    My last purchase was a 70th Anniversary Broadcaster and it is as good as any Custom Shop I’ve ever played. Just amazing the fretwork and build quality.

    My Gretsches have been as good as any guitar I’ve had when it comes to build and fretwork. Setup actually was pretty good right out of the box.
     
  13. Perhaps we could take a lesson from Daylight Savings Time & move gift-giving holidays to the summer months.
     
  14. Ricochet

    Ricochet Senior Gretsch-Talker

    Nov 13, 2009
    Monkey Island
    Careful comparing a 300 dollar Dot with a 1000 dollar Electromatic…
    Guitars at these budgets are designed by accountants… :cool:
     
    Last edited: Nov 30, 2021
    sgarnett, new6659, Runamok and 3 others like this.
  15. Waxhead

    Waxhead Friend of Fred

    Aug 30, 2014
    Australia
    yes well you need to enquire before buying if the guitar will get a pro set up and exactly what that includes.
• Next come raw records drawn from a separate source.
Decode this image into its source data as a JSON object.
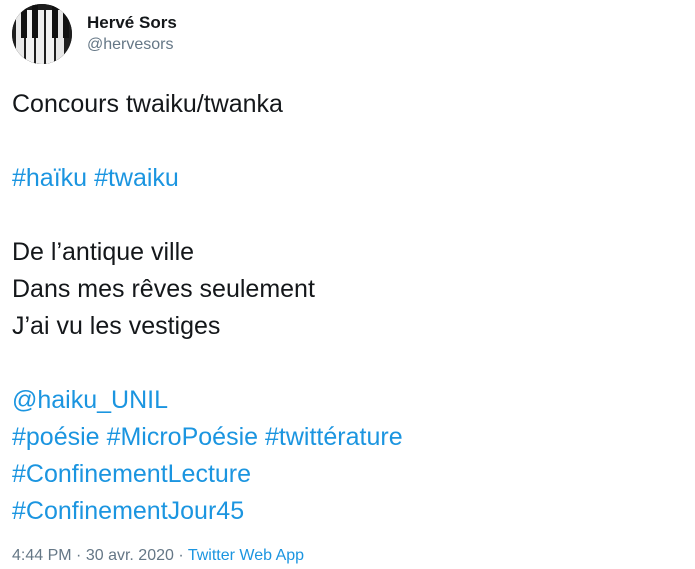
{
  "author": {
    "display_name": "Hervé Sors",
    "handle": "@hervesors"
  },
  "tweet": {
    "lines": [
      [
        {
          "text": "Concours twaiku/twanka",
          "kind": "text"
        }
      ],
      [],
      [
        {
          "text": "#haïku",
          "kind": "hashtag"
        },
        {
          "text": "#twaiku",
          "kind": "hashtag"
        }
      ],
      [],
      [
        {
          "text": "De l’antique ville",
          "kind": "text"
        }
      ],
      [
        {
          "text": "Dans mes rêves seulement",
          "kind": "text"
        }
      ],
      [
        {
          "text": "J’ai vu les vestiges",
          "kind": "text"
        }
      ],
      [],
      [
        {
          "text": "@haiku_UNIL",
          "kind": "mention"
        }
      ],
      [
        {
          "text": "#poésie",
          "kind": "hashtag"
        },
        {
          "text": "#MicroPoésie",
          "kind": "hashtag"
        },
        {
          "text": "#twittérature",
          "kind": "hashtag"
        }
      ],
      [
        {
          "text": "#ConfinementLecture",
          "kind": "hashtag"
        }
      ],
      [
        {
          "text": "#ConfinementJour45",
          "kind": "hashtag"
        }
      ]
    ]
  },
  "meta": {
    "time": "4:44 PM",
    "separator": "·",
    "date": "30 avr. 2020",
    "app": "Twitter Web App"
  },
  "colors": {
    "link": "#1b95e0",
    "muted": "#657786",
    "text": "#14171a"
  }
}
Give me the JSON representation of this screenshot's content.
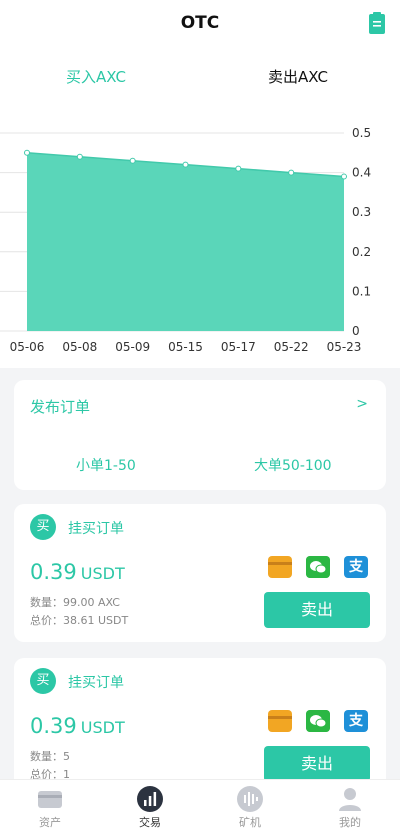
{
  "header": {
    "title": "OTC"
  },
  "tabs": {
    "buy": "买入AXC",
    "sell": "卖出AXC"
  },
  "chart_data": {
    "type": "area",
    "categories": [
      "05-06",
      "05-08",
      "05-09",
      "05-15",
      "05-17",
      "05-22",
      "05-23"
    ],
    "values": [
      0.45,
      0.44,
      0.43,
      0.42,
      0.41,
      0.4,
      0.39
    ],
    "ylim": [
      0,
      0.5
    ],
    "yticks": [
      "0",
      "0.1",
      "0.2",
      "0.3",
      "0.4",
      "0.5"
    ],
    "color": "#5ad6b9",
    "grid": true
  },
  "publish": {
    "title": "发布订单",
    "arrow": ">",
    "small": "小单1-50",
    "large": "大单50-100"
  },
  "orders": [
    {
      "badge": "买",
      "type": "挂买订单",
      "price": "0.39",
      "unit": "USDT",
      "qty": "数量：99.00 AXC",
      "total": "总价：38.61 USDT",
      "button": "卖出"
    },
    {
      "badge": "买",
      "type": "挂买订单",
      "price": "0.39",
      "unit": "USDT",
      "qty": "数量：5",
      "total": "总价：1",
      "button": "卖出"
    }
  ],
  "tabbar": {
    "assets": "资产",
    "trade": "交易",
    "miner": "矿机",
    "mine": "我的"
  },
  "colors": {
    "accent": "#2cc7a6"
  }
}
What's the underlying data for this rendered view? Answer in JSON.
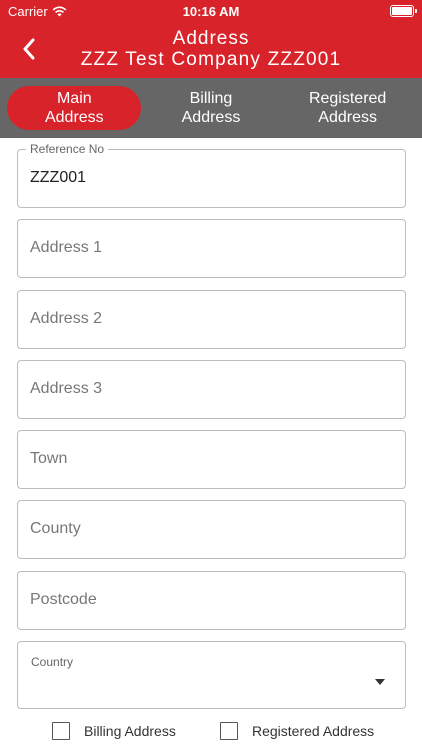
{
  "status_bar": {
    "carrier": "Carrier",
    "time": "10:16 AM",
    "wifi_icon": "wifi-icon",
    "battery_icon": "battery-icon"
  },
  "nav": {
    "title": "Address",
    "subtitle": "ZZZ Test Company ZZZ001",
    "back_icon": "chevron-left-icon"
  },
  "tabs": [
    {
      "label_line1": "Main",
      "label_line2": "Address",
      "active": true
    },
    {
      "label_line1": "Billing",
      "label_line2": "Address",
      "active": false
    },
    {
      "label_line1": "Registered",
      "label_line2": "Address",
      "active": false
    }
  ],
  "form": {
    "reference": {
      "label": "Reference No",
      "value": "ZZZ001"
    },
    "address1": {
      "placeholder": "Address 1"
    },
    "address2": {
      "placeholder": "Address 2"
    },
    "address3": {
      "placeholder": "Address 3"
    },
    "town": {
      "placeholder": "Town"
    },
    "county": {
      "placeholder": "County"
    },
    "postcode": {
      "placeholder": "Postcode"
    },
    "country": {
      "label": "Country",
      "value": ""
    }
  },
  "checks": {
    "billing": {
      "label": "Billing Address",
      "checked": false
    },
    "registered": {
      "label": "Registered Address",
      "checked": false
    }
  },
  "colors": {
    "brand_red": "#d8232a",
    "tab_bar_grey": "#666666",
    "border_grey": "#bdbdbd"
  }
}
I wouldn't buy the guitar unless I have this commitment and details on what they'll do.

    Then after you've bought (and before shipping) you need to remind them of their setup commitment and to ensure it's done before shipping :)
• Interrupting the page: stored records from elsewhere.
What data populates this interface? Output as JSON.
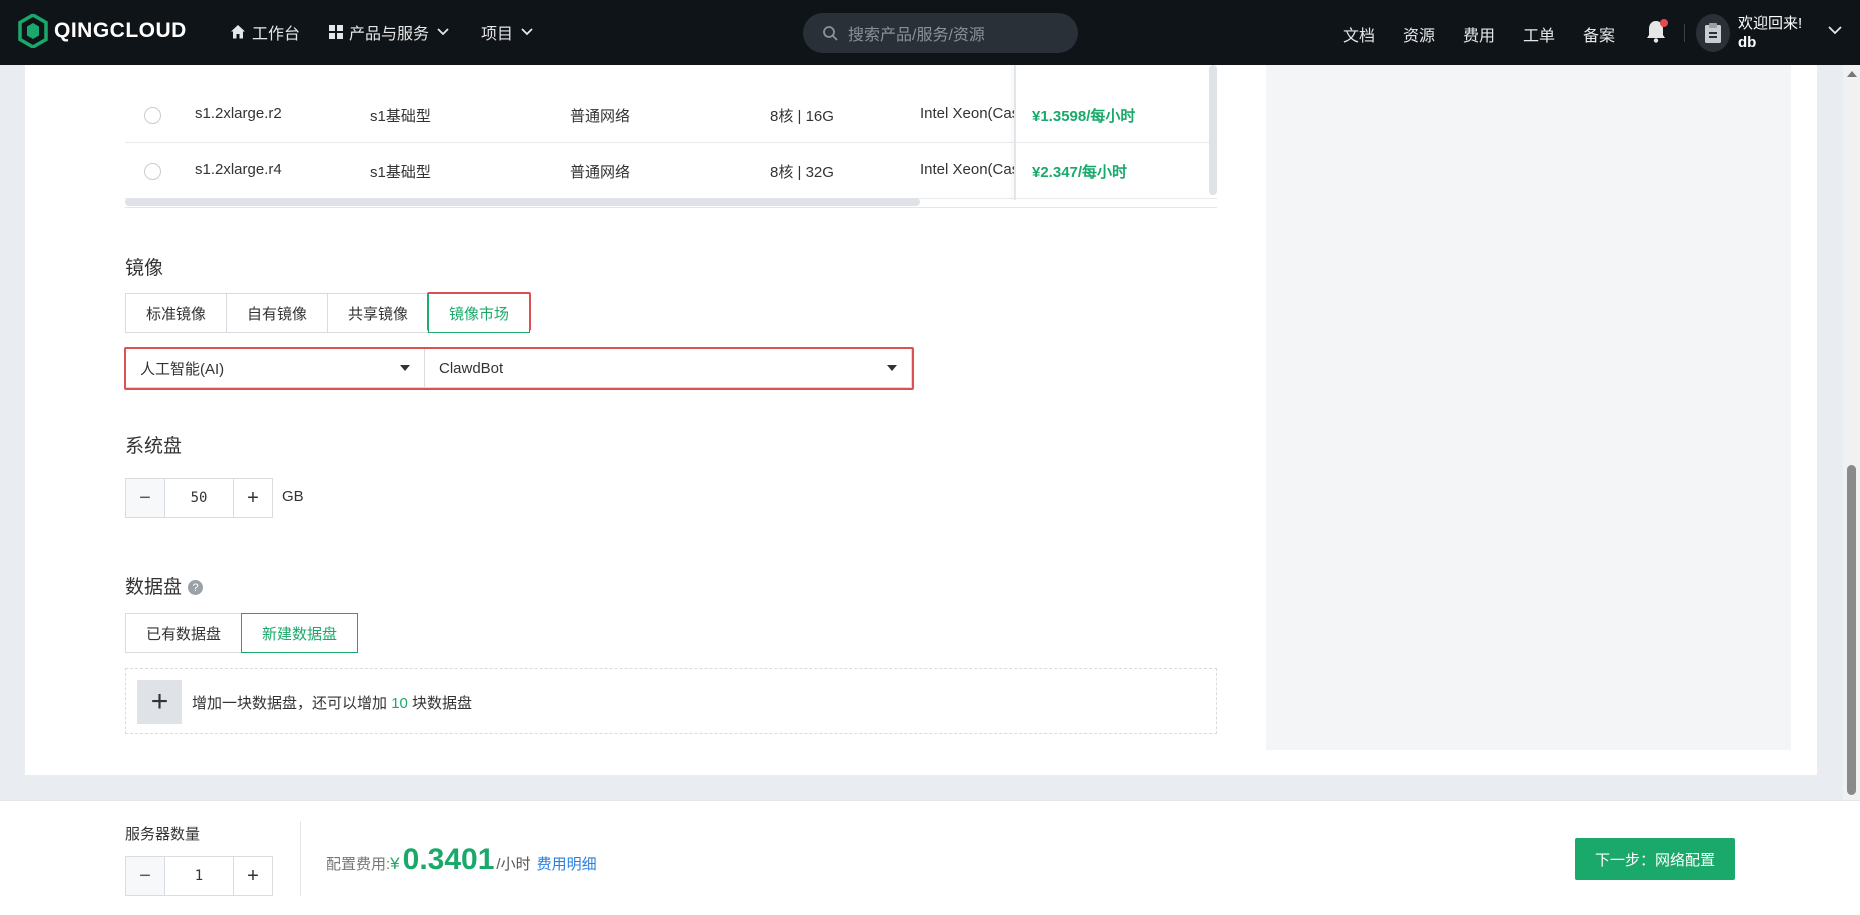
{
  "nav": {
    "brand": "QINGCLOUD",
    "workbench": "工作台",
    "products": "产品与服务",
    "projects": "项目",
    "search_placeholder": "搜索产品/服务/资源",
    "links": [
      "文档",
      "资源",
      "费用",
      "工单",
      "备案"
    ],
    "welcome": "欢迎回来!",
    "user": "db"
  },
  "instance_table": {
    "rows": [
      {
        "type": "s1.2xlarge.r2",
        "family": "s1基础型",
        "network": "普通网络",
        "spec": "8核 | 16G",
        "cpu": "Intel Xeon(Cas",
        "price": "¥1.3598/每小时"
      },
      {
        "type": "s1.2xlarge.r4",
        "family": "s1基础型",
        "network": "普通网络",
        "spec": "8核 | 32G",
        "cpu": "Intel Xeon(Cas",
        "price": "¥2.347/每小时"
      }
    ]
  },
  "image": {
    "title": "镜像",
    "tabs": [
      "标准镜像",
      "自有镜像",
      "共享镜像",
      "镜像市场"
    ],
    "active_tab": "镜像市场",
    "category": "人工智能(AI)",
    "app": "ClawdBot"
  },
  "system_disk": {
    "title": "系统盘",
    "value": "50",
    "unit": "GB",
    "minus": "−",
    "plus": "+"
  },
  "data_disk": {
    "title": "数据盘",
    "help": "?",
    "tabs": [
      "已有数据盘",
      "新建数据盘"
    ],
    "active_tab": "新建数据盘",
    "add_plus": "+",
    "add_text_1": "增加一块数据盘，还可以增加",
    "add_count": "10",
    "add_text_2": "块数据盘"
  },
  "footer": {
    "server_count_label": "服务器数量",
    "server_count": "1",
    "minus": "−",
    "plus": "+",
    "cost_label": "配置费用:",
    "currency": "¥",
    "cost": "0.3401",
    "cost_unit": "/小时",
    "cost_detail": "费用明细",
    "next_button": "下一步：网络配置"
  },
  "colors": {
    "accent": "#1aa96a",
    "nav_bg": "#0f1419",
    "link": "#2a7ee0",
    "highlight": "#e05050"
  }
}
    Then 3rd must do is to only buy from reputable retailers with great reputation like Street Sounds and Sweetwater. From what I've heard of GC I wouldn't buy a pick off them. Fortunately we don't have any music retailers that bad in Australia. :rolleyes:
     
    Last edited: Nov 30, 2021
  16. stevo

    stevo Friend of Fred

    May 1, 2012
    Atlanta
    I can vouch for the Epi vs. Fender situation. I've set up many a friends' Epis and even Gibsons. They don't do very much setup from the factory. My son owned both a MIM Strat and Tele and I was impressed with what they provided for the money straight from the factory. The Telecaster was especially great although the body was a bit squared off and less comfortable than US made ones.
     
    budglo likes this.
  17. stevo

    stevo Friend of Fred

    May 1, 2012
    Atlanta
    How many retailers see a pro setup on an Epiphone as part of their job prior to sale? I think very few.
     
  18. Waxhead

    Waxhead Friend of Fred

    Aug 30, 2014
    Australia
    Maybe in Atlanta it is.
    Normal practice in Australia.

    And I've bought 8 used guitars from the USA and got them shipped here too.
    None of the US retailers I bought from argued about it.
    Wouldn't have bought them unless they had pro setup.

    All I'm saying is that I wouldn't buy any guitar that doesn't get a pro setup.
    And never have :D
     
  19. stevo

    stevo Friend of Fred

    May 1, 2012
    Atlanta
    That's the way to push!

    The phrase "pro setup" is semper gumby over here in my experience. Pro? Not usually. I'd rather most of these guys just leave it alone and I'll do it myself. I only know of two luthiers in this town I'd trust anyhow. But to that point, I know a lot of people who buy new guitars from places like Guitar Center and they didn't know they could get a setup, didn't ask. Would it have been pro? Iffy.
     
    sgarnett and Waxhead like this.
  20. Waxhead

    Waxhead Friend of Fred

    Aug 30, 2014
    Australia
    yeah I agree the term "pro setup" can mean different things to different people.
    That's why I ask em to explain exactly what'll they'll do :)

    If they avoid the question or get vague I just say... "hey no problem. No sale for you."

    Last guitar I bought in Australia was an Epi "inspired by Gibson" SG - 18 months ago from a local store called "Musos Corner". I tested out a store demo model that was great.

    The store offers "pro setup" on all guitars and provides a list of exactly what that includes. They offered to give me a new non demo guitar and when I went to pick it up it was set up perfect. Got it home and checked intonation and even that was perfect :D
     
    Last edited: Nov 30, 2021
IMPORTANT: Treat everyone here with respect, no matter how difficult!
No sex, drug, political, religion or hate discussion permitted here.